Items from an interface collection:
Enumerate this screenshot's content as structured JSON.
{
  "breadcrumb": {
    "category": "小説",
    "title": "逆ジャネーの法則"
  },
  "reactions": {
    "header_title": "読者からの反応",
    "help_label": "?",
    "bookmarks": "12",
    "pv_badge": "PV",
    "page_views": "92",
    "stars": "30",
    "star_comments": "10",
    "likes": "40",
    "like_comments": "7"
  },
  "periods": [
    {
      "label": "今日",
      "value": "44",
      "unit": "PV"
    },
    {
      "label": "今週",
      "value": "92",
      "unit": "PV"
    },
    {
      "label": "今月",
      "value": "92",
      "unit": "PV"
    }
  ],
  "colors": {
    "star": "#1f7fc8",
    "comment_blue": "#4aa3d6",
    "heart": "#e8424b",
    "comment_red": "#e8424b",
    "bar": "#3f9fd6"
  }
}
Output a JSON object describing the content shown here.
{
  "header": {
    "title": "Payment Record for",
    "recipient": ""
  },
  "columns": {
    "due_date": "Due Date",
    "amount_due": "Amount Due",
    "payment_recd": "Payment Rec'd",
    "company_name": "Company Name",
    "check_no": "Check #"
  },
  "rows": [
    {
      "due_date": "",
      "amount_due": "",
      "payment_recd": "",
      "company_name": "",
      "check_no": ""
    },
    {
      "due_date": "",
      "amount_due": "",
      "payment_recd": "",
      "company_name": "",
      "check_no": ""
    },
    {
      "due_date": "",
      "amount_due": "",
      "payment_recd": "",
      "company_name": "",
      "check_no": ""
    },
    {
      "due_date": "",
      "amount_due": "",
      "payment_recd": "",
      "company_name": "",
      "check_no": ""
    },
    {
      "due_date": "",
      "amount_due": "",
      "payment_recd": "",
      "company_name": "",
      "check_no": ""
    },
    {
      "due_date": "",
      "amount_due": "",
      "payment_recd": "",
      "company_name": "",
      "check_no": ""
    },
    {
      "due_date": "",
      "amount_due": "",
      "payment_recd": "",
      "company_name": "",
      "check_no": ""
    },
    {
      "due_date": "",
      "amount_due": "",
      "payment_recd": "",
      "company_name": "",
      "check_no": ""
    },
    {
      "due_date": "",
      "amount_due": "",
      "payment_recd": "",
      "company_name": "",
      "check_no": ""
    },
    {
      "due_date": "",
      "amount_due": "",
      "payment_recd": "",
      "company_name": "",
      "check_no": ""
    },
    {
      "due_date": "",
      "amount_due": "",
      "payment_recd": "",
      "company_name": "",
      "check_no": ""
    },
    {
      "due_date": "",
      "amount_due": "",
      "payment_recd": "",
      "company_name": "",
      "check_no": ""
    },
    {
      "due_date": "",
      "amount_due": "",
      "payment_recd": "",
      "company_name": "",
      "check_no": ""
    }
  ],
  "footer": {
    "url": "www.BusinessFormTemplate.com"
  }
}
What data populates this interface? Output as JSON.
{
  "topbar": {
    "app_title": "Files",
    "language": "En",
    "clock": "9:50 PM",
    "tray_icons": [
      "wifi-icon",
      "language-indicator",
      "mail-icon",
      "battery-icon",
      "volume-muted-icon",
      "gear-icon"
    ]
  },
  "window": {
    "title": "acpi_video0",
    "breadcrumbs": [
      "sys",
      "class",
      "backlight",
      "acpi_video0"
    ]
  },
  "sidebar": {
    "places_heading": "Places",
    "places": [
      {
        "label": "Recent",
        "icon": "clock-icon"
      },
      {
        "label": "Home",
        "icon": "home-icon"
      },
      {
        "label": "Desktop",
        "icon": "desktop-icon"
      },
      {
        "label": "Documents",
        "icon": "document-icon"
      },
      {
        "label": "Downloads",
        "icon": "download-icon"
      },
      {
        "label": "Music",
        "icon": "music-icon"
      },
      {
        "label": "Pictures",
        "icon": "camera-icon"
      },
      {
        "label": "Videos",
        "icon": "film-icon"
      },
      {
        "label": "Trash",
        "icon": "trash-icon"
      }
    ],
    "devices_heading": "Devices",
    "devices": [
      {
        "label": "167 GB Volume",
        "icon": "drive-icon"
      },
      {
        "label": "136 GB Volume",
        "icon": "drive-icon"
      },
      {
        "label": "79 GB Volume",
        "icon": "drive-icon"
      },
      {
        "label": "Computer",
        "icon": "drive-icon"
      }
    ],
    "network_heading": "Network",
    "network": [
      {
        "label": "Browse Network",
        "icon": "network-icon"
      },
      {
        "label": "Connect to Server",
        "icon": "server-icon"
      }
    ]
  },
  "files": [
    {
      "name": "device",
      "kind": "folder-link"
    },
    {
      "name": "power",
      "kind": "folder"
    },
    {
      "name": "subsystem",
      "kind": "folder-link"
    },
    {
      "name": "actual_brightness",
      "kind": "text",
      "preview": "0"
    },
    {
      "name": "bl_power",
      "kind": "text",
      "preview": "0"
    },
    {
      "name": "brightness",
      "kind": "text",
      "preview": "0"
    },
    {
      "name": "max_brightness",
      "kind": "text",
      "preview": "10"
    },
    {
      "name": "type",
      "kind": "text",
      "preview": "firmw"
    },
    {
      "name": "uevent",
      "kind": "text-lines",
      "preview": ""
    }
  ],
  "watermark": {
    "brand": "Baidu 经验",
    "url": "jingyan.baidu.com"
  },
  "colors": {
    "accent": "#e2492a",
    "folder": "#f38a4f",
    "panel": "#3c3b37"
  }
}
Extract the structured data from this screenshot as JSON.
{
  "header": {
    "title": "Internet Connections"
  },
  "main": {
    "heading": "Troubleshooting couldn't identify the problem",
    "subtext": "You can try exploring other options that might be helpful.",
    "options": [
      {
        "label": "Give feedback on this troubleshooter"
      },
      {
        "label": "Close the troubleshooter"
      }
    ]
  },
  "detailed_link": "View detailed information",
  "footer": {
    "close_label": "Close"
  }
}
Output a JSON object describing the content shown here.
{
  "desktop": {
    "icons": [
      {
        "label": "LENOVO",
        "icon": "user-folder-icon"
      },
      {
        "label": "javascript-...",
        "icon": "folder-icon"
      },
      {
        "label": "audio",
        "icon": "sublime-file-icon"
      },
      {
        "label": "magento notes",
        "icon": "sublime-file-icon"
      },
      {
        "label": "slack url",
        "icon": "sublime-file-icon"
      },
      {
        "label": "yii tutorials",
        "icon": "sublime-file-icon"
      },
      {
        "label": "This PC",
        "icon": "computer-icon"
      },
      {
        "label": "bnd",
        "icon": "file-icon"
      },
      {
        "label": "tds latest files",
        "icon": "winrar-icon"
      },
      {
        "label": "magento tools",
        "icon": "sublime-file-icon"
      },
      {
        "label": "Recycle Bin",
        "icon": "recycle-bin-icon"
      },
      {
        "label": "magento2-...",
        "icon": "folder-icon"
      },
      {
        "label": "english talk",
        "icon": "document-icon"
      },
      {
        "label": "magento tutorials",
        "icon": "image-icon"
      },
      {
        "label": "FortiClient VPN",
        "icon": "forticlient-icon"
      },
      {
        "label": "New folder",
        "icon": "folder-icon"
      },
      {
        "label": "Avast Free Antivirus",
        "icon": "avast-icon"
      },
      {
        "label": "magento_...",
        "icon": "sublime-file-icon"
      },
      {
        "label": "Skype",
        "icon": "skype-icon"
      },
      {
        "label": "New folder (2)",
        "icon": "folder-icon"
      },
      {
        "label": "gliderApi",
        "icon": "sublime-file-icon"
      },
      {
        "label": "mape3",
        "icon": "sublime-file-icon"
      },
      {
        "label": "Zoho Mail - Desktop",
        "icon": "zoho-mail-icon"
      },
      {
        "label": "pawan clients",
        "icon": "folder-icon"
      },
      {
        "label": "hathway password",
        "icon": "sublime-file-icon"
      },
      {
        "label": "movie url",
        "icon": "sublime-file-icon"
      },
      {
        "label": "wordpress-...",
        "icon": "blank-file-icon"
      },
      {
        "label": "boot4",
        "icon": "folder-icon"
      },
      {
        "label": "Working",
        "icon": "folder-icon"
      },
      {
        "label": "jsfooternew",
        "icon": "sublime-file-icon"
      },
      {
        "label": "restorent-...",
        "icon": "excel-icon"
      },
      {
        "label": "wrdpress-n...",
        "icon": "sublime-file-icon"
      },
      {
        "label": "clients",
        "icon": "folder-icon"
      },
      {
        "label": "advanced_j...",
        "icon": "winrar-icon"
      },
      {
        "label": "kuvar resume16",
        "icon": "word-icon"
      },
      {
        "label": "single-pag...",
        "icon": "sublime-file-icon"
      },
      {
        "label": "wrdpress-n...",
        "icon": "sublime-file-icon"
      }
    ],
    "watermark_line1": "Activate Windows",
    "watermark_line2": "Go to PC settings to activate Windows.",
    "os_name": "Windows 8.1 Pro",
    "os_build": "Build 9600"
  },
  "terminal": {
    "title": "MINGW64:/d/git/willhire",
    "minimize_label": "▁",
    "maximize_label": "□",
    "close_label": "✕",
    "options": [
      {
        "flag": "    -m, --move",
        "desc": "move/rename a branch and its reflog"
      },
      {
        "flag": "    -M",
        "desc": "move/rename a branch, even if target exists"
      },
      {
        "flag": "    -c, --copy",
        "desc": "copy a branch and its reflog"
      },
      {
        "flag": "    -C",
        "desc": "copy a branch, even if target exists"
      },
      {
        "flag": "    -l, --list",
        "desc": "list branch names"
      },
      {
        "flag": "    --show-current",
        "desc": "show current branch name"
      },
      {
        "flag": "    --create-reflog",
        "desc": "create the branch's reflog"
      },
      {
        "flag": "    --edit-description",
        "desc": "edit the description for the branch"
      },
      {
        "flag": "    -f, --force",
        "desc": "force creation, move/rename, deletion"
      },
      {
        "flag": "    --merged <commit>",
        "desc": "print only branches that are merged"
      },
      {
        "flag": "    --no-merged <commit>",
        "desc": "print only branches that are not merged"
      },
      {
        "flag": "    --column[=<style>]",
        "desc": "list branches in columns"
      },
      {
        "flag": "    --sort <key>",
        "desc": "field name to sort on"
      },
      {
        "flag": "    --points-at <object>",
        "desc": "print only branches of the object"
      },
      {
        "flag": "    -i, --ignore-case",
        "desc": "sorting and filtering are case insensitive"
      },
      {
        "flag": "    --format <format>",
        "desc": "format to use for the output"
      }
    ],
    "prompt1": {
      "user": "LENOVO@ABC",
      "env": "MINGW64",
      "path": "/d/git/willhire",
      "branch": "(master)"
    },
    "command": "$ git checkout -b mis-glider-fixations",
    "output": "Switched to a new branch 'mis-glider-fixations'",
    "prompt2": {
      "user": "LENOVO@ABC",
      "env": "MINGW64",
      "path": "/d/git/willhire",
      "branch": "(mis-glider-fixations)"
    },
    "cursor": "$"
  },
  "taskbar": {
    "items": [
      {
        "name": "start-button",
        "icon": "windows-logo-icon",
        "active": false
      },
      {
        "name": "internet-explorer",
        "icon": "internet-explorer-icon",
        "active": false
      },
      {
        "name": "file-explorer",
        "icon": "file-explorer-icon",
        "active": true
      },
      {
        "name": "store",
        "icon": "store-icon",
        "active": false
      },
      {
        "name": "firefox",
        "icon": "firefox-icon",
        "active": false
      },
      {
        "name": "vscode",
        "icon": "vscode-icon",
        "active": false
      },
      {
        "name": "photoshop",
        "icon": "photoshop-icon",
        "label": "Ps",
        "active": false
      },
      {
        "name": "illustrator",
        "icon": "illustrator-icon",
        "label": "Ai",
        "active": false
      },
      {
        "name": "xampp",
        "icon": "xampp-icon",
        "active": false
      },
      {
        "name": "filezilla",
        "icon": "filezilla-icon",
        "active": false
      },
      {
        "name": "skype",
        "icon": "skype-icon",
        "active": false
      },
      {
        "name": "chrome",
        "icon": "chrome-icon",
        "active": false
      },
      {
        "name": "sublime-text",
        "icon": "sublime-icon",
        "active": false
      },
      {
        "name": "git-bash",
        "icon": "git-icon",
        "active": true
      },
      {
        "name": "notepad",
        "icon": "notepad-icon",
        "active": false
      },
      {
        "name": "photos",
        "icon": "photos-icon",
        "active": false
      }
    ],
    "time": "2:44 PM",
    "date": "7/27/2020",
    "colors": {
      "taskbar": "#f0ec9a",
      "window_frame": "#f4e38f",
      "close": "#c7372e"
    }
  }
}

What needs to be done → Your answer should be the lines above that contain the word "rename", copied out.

Task response →
        "desc": "move/rename a branch and its reflog"
        "desc": "move/rename a branch, even if target exists"
        "desc": "force creation, move/rename, deletion"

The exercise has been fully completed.